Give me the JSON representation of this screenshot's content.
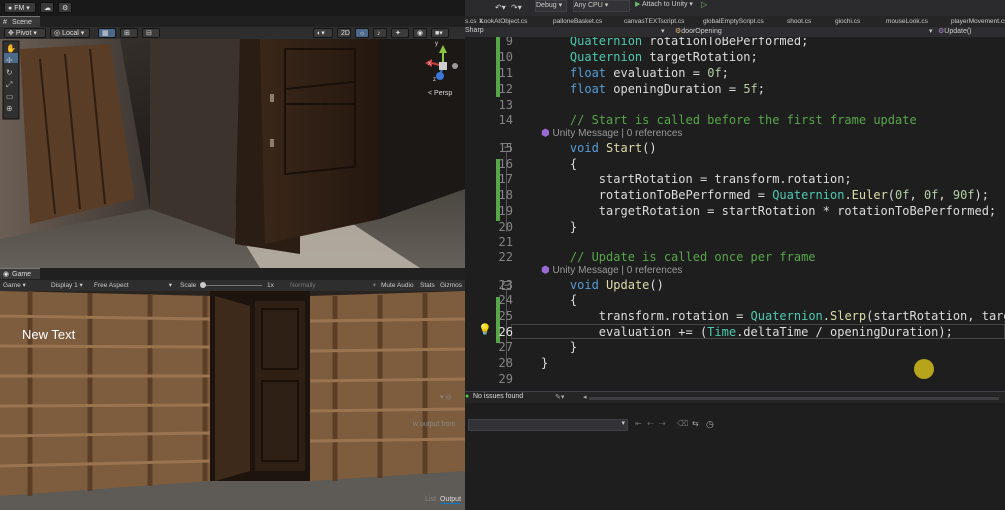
{
  "unity": {
    "account": "FM",
    "scene_tab": "Scene",
    "scene_toolbar": {
      "pivot": "Pivot",
      "local": "Local",
      "mode_2d": "2D",
      "persp": "< Persp",
      "gizmo_axes": [
        "y",
        "x",
        "z"
      ]
    },
    "game_tab": "Game",
    "game_toolbar": {
      "game_select": "Game",
      "display": "Display 1",
      "aspect": "Free Aspect",
      "scale_label": "Scale",
      "scale_value": "1x",
      "normally": "Normally",
      "mute": "Mute Audio",
      "stats": "Stats",
      "gizmos": "Gizmos"
    },
    "game_overlay_text": "New Text"
  },
  "vs": {
    "config": "Debug",
    "platform": "Any CPU",
    "attach": "Attach to Unity",
    "tabs": [
      "LookAtObject.cs",
      "palloneBasket.cs",
      "canvasTEXTscript.cs",
      "globalEmptyScript.cs",
      "shoot.cs",
      "giochi.cs",
      "mouseLook.cs",
      "playerMovement.cs"
    ],
    "nav": {
      "project": "Sharp",
      "class": "doorOpening",
      "member": "Update()"
    },
    "current_line": 26,
    "lines": [
      {
        "n": "9",
        "text": "    Quaternion rotationToBePerformed;"
      },
      {
        "n": "10",
        "text": "    Quaternion targetRotation;"
      },
      {
        "n": "11",
        "text": "    float evaluation = 0f;"
      },
      {
        "n": "12",
        "text": "    float openingDuration = 5f;"
      },
      {
        "n": "13",
        "text": ""
      },
      {
        "n": "14",
        "text": "    // Start is called before the first frame update"
      },
      {
        "n": "",
        "text": "Unity Message | 0 references"
      },
      {
        "n": "15",
        "text": "    void Start()"
      },
      {
        "n": "16",
        "text": "    {"
      },
      {
        "n": "17",
        "text": "        startRotation = transform.rotation;"
      },
      {
        "n": "18",
        "text": "        rotationToBePerformed = Quaternion.Euler(0f, 0f, 90f);"
      },
      {
        "n": "19",
        "text": "        targetRotation = startRotation * rotationToBePerformed;"
      },
      {
        "n": "20",
        "text": "    }"
      },
      {
        "n": "21",
        "text": ""
      },
      {
        "n": "22",
        "text": "    // Update is called once per frame"
      },
      {
        "n": "",
        "text": "Unity Message | 0 references"
      },
      {
        "n": "23",
        "text": "    void Update()"
      },
      {
        "n": "24",
        "text": "    {"
      },
      {
        "n": "25",
        "text": "        transform.rotation = Quaternion.Slerp(startRotation, targetRot"
      },
      {
        "n": "26",
        "text": "        evaluation += (Time.deltaTime / openingDuration);"
      },
      {
        "n": "27",
        "text": "    }"
      },
      {
        "n": "28",
        "text": "}"
      },
      {
        "n": "29",
        "text": ""
      }
    ],
    "status": "No issues found",
    "output": {
      "show_output_from": "w output from",
      "tabs": [
        "List",
        "Output"
      ]
    }
  }
}
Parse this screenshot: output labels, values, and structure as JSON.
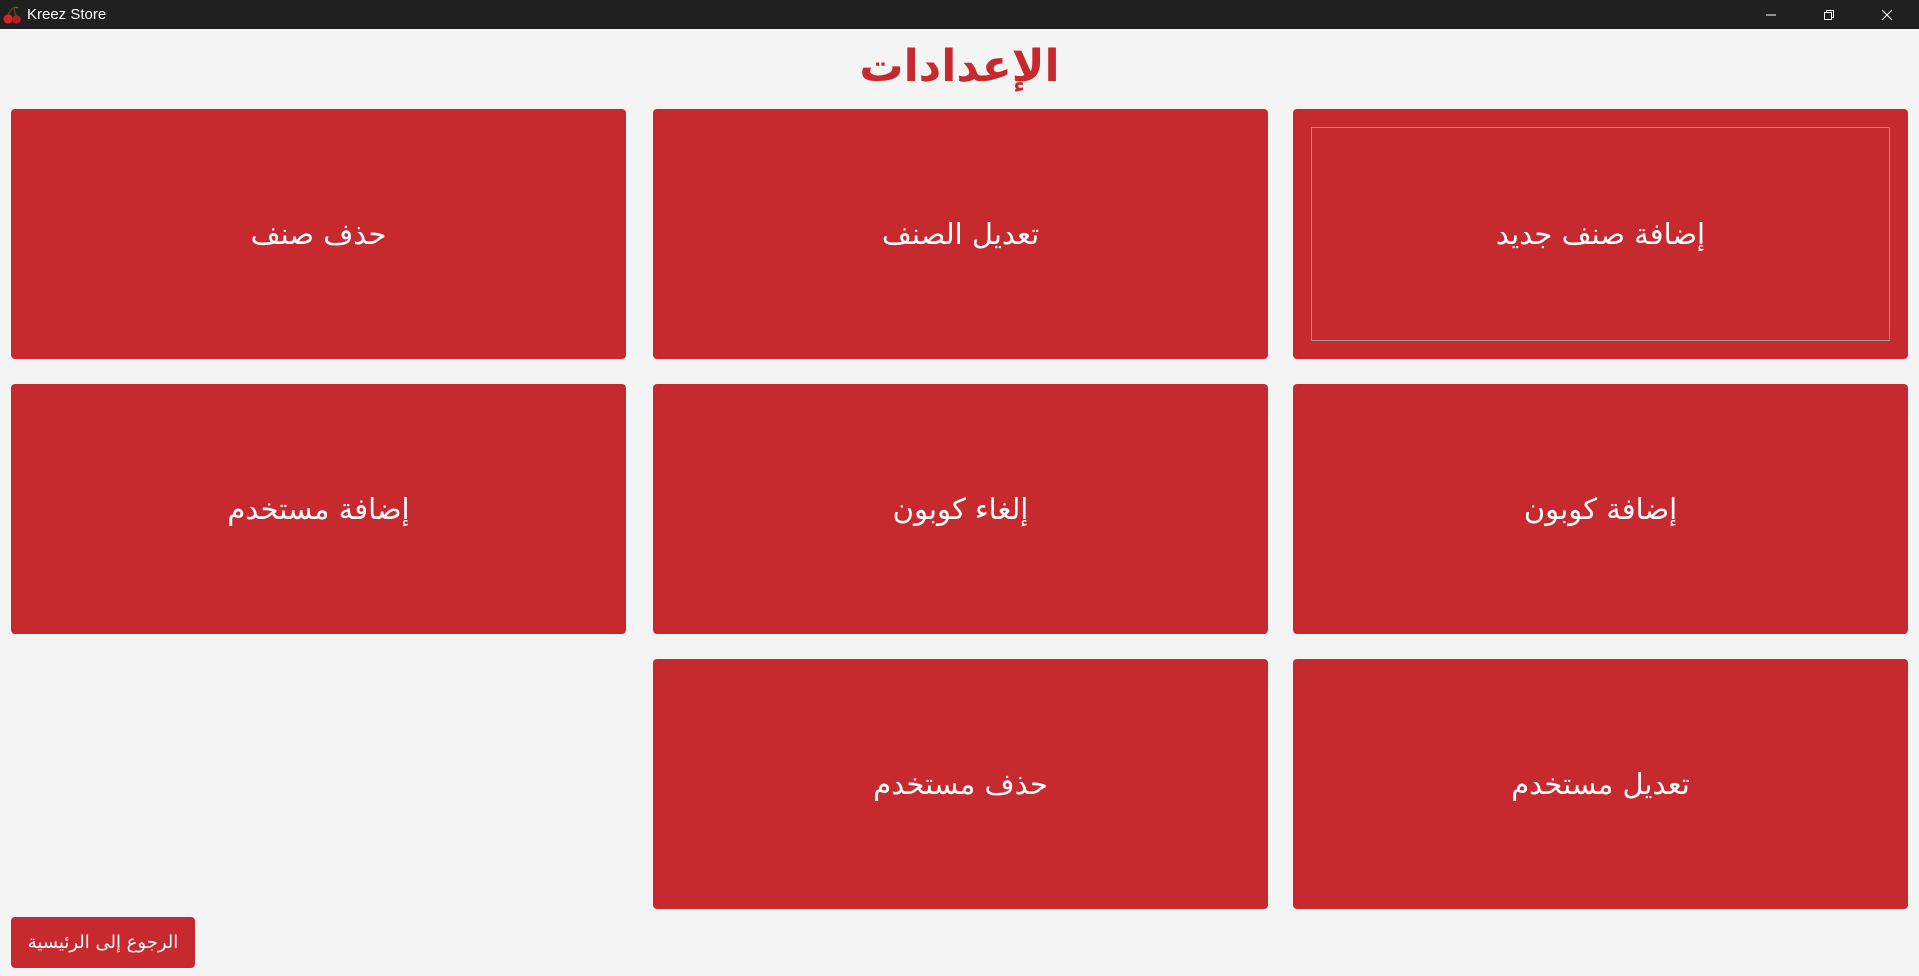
{
  "window": {
    "title": "Kreez Store",
    "icon": "cherries-icon",
    "controls": [
      "minimize-icon",
      "restore-icon",
      "close-icon"
    ]
  },
  "page": {
    "title": "الإعدادات",
    "accent_color": "#c62a2f",
    "background_color": "#f4f4f4"
  },
  "tiles": [
    {
      "label": "إضافة صنف جديد",
      "focused": true
    },
    {
      "label": "تعديل الصنف"
    },
    {
      "label": "حذف صنف"
    },
    {
      "label": "إضافة كوبون"
    },
    {
      "label": "إلغاء كوبون"
    },
    {
      "label": "إضافة مستخدم"
    },
    {
      "label": "تعديل مستخدم"
    },
    {
      "label": "حذف مستخدم"
    }
  ],
  "footer": {
    "back_label": "الرجوع إلى الرئيسية"
  }
}
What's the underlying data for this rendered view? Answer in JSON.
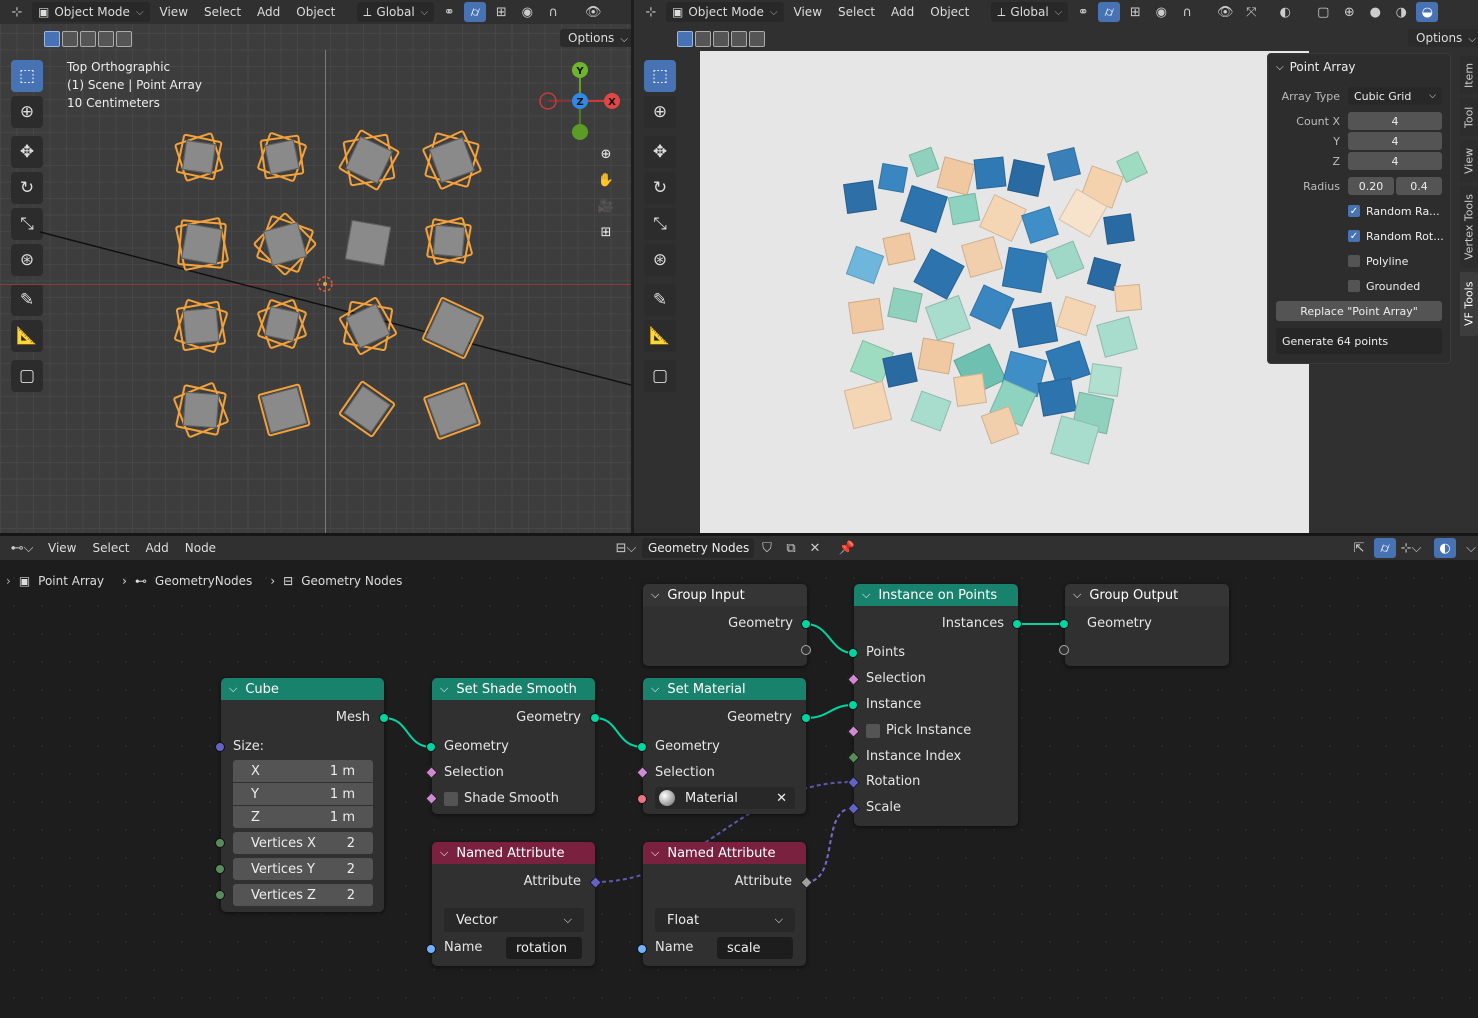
{
  "left_viewport": {
    "mode": "Object Mode",
    "menus": [
      "View",
      "Select",
      "Add",
      "Object"
    ],
    "transform": "Global",
    "options_label": "Options",
    "info": [
      "Top Orthographic",
      "(1) Scene | Point Array",
      "10 Centimeters"
    ],
    "gizmo": {
      "y": "Y",
      "z": "Z",
      "x": "X"
    }
  },
  "right_viewport": {
    "mode": "Object Mode",
    "menus": [
      "View",
      "Select",
      "Add",
      "Object"
    ],
    "transform": "Global",
    "options_label": "Options",
    "side_tabs": [
      "Item",
      "Tool",
      "View",
      "Vertex Tools",
      "VF Tools"
    ]
  },
  "point_array": {
    "title": "Point Array",
    "array_type_label": "Array Type",
    "array_type_value": "Cubic Grid",
    "count_x_label": "Count X",
    "count_x": "4",
    "y_label": "Y",
    "count_y": "4",
    "z_label": "Z",
    "count_z": "4",
    "radius_label": "Radius",
    "radius_min": "0.20",
    "radius_max": "0.4",
    "random_radius": "Random Ra...",
    "random_rotation": "Random Rot...",
    "polyline": "Polyline",
    "grounded": "Grounded",
    "replace_button": "Replace \"Point Array\"",
    "generate_label": "Generate 64 points"
  },
  "node_editor": {
    "menus": [
      "View",
      "Select",
      "Add",
      "Node"
    ],
    "tree_name": "Geometry Nodes",
    "breadcrumb": [
      "Point Array",
      "GeometryNodes",
      "Geometry Nodes"
    ]
  },
  "nodes": {
    "group_input": {
      "title": "Group Input",
      "out_geometry": "Geometry"
    },
    "instance_on_points": {
      "title": "Instance on Points",
      "out_instances": "Instances",
      "points": "Points",
      "selection": "Selection",
      "instance": "Instance",
      "pick_instance": "Pick Instance",
      "instance_index": "Instance Index",
      "rotation": "Rotation",
      "scale": "Scale"
    },
    "group_output": {
      "title": "Group Output",
      "geometry": "Geometry"
    },
    "cube": {
      "title": "Cube",
      "out_mesh": "Mesh",
      "size": "Size:",
      "x_label": "X",
      "x": "1 m",
      "y_label": "Y",
      "y": "1 m",
      "z_label": "Z",
      "z": "1 m",
      "vx_label": "Vertices X",
      "vx": "2",
      "vy_label": "Vertices Y",
      "vy": "2",
      "vz_label": "Vertices Z",
      "vz": "2"
    },
    "set_shade_smooth": {
      "title": "Set Shade Smooth",
      "out_geometry": "Geometry",
      "geometry": "Geometry",
      "selection": "Selection",
      "shade_smooth": "Shade Smooth"
    },
    "set_material": {
      "title": "Set Material",
      "out_geometry": "Geometry",
      "geometry": "Geometry",
      "selection": "Selection",
      "material": "Material"
    },
    "named_attr_1": {
      "title": "Named Attribute",
      "out_attr": "Attribute",
      "type": "Vector",
      "name_label": "Name",
      "name": "rotation"
    },
    "named_attr_2": {
      "title": "Named Attribute",
      "out_attr": "Attribute",
      "type": "Float",
      "name_label": "Name",
      "name": "scale"
    }
  },
  "colors": {
    "accent": "#4772b3",
    "geometry_socket": "#00d6a3",
    "selection_orange": "#f3a13a"
  }
}
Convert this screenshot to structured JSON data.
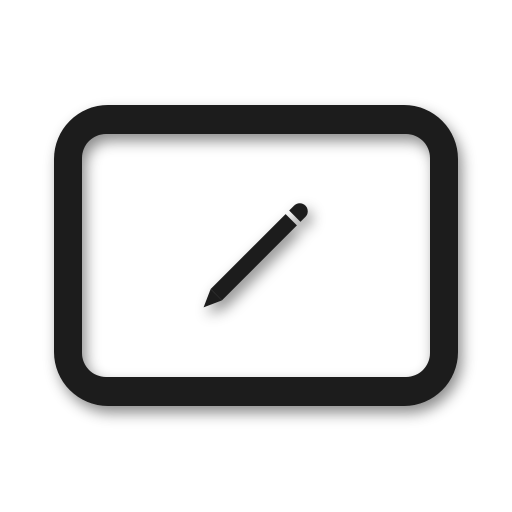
{
  "icon": {
    "name": "edit-frame-icon",
    "glyph_name": "pencil-icon",
    "frame_name": "rounded-rectangle-frame",
    "colors": {
      "background": "#ffffff",
      "ink": "#1b1b1b",
      "shadow": "#000000"
    }
  }
}
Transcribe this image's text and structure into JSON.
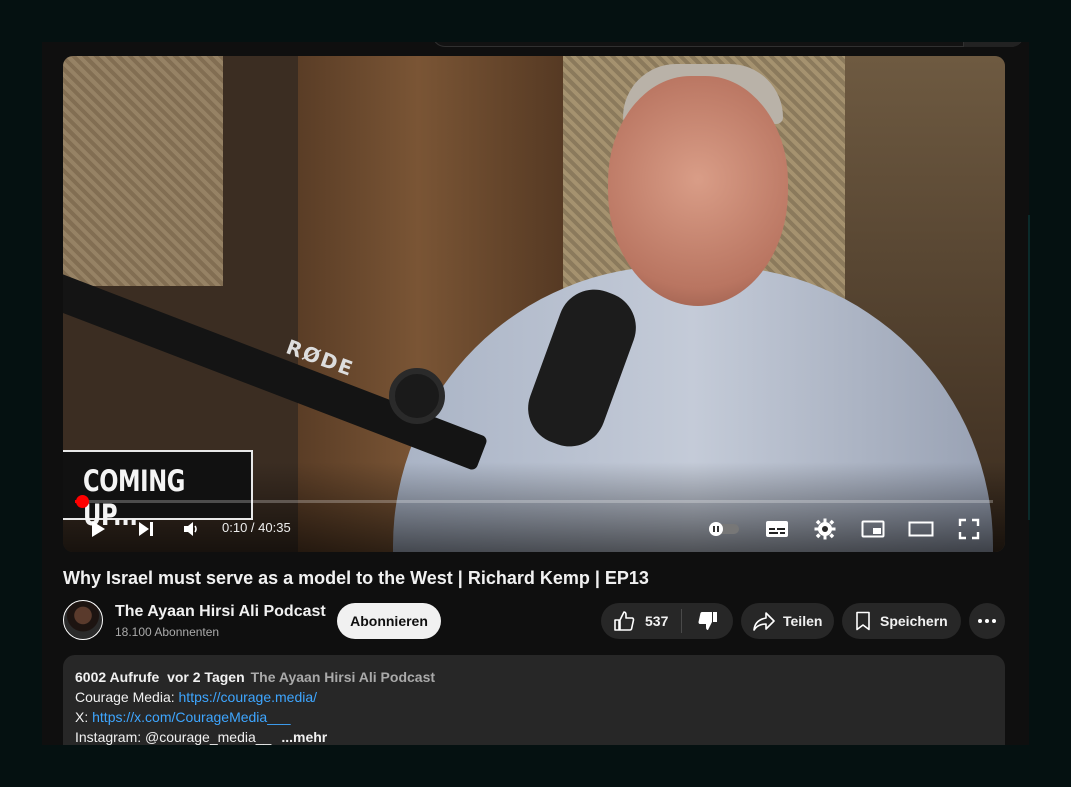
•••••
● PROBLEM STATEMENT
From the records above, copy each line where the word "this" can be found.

● REPLY
Give me the JSON representation of this screenshot's content.
Parse this screenshot: output labels, values, and structure as JSON.
What's the underlying data for this rendered view? Answer in JSON.
Convert this screenshot to structured JSON data.
Transcribe this image's text and structure into JSON.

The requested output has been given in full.